My views are nuanced here. I don’t believe in a flat rule — that an industry reaches 65 percent concentration and is automatically broken up. There was a bill in Congress and a series of 1950s economists who believed in a series of automatic trip wires to break them up. It was called “no-fault” deconcentration.
I think that’s a fairly crude device. Antitrust and private power have such a big effect on our daily lives that it’s too important to be left to the economist and the raw numbers. The influence of how we are as a people and what we are as a country — particularly in sensitive sectors like the media — it’s wrong to think we can run the math and get the right answers.
The founders were concerned about concentrated power in all aspects; they didn’t have concentrated private power. You need an eye on this question, and the character of the firm should matter.
We should do more breakups. Sometimes they have incredibly salutary effects. The company doesn’t like it, but we should never forget that we’re not talking about a person here. We’re not dismembering an individual — that would be immoral!
Some of these dismemberments led to some of the most incredible economic growths and innovations int he history of the United Staes — whether AT&T, Standard Oil — there are moments where big breakups had important consequences for this country. We shouldn’t be afraid to pull the trigger. And you need a mix of economic and moral-driven, maybe political, sense of what this company is doing to us as a country.
What are some companies that if broke them up we’d have more innovation and more growth?
I’ll give you my criteria. You need to look for a monopolist who has been in charge of an industry for a very long time with no signs of competition. We’re talking about stagnant industries.
I’m less excited about breaking up companies under growth that just got there and are doing things. Google in 2010, 2011, was still on the make and innovating wildly. Think of someone who has been there for a very long time — someone like Microsoft and the monopolies it’s had for some time over [Microsoft] Office. It would have been better for the company at the time. It’s a little late now to come back and break them up.

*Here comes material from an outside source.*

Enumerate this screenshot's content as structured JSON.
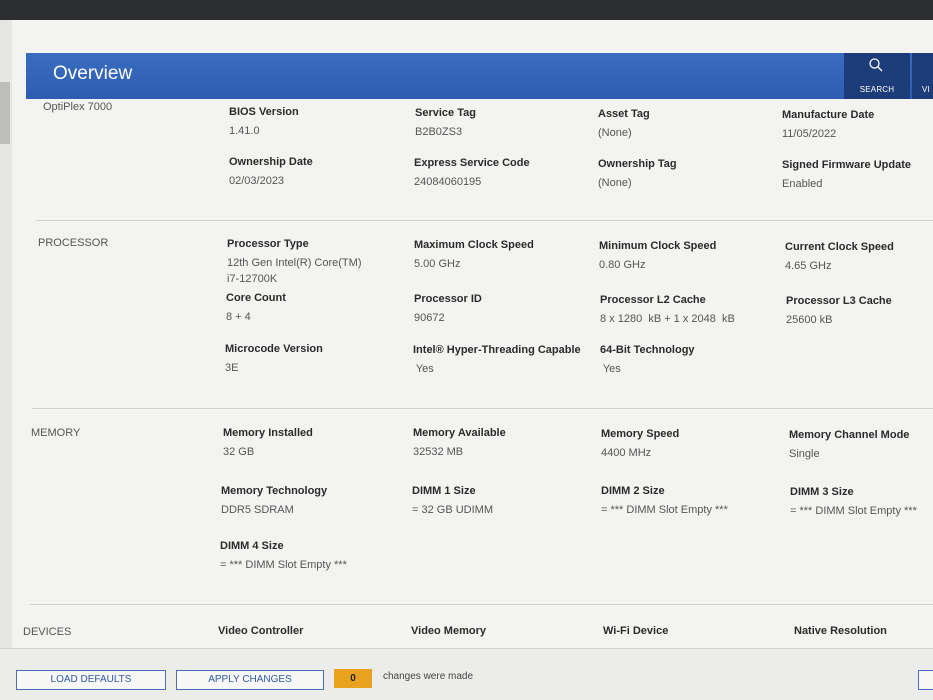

The airline industry — we might consider retroactively breaking up parts of it. We allowed American Airlines and US Airways (to merge) — the effects have been so pernicious for customers, the profits are through the roof, that it’s clearly an error. We need to say, “We blew that.”
There’s been a long story of hospital mergers. They’re not famous, but the price of care after the merger goes up, and the mortality rates also go up. More people die, and they cost more. Those mergers were a mistake.
We should not be afraid to use that power when it’s called for.
Let me ask a question about the trip wire approach versus the impressionistic/moralistic approach to company breakups.
The moralistic approach feels like an invitation to crony capitalism. If the decision is made based on the sentiments of the political class toward these companies, that’s an incentive to invest dramatically in lobbying.
Look at Trump. He wants to use anti-trust — not because he is concerned about consolidation in industry, but as a method of punishment and hurting your industries. If companies have this much to fear from the government not liking them, I could really imagine taking us further down that dangerous path.
Those are arguments Bork made. But Justice (John Paul) Stevens made it a different way. He had this phrase, “Anti-trust is like the law of the Wild West. Sometimes the sheriff feels like you should go pistol-whip a few bad guys.”
I share with you a belief in the rule of law as opposed to political whims and enemies lists. The question is how far you’re erring. I’m not saying politicians should sit around and say, “My phone bill is outrageous let’s break up AT&T.”
The balance has gone too far into a purely economic driven, “what are the numbers,” kind of story. The trip-wire approach is completely insensitive to whether that would be good. It requires judgment calls and we shouldn’t be pretending that we don’t have judgements.
People look at Amazon and the anti-trust people look at it and say, “They have lowered prices.” How can we break them up if they’ve accomplished one of the main goals of this law, which is to keep prices down for customers?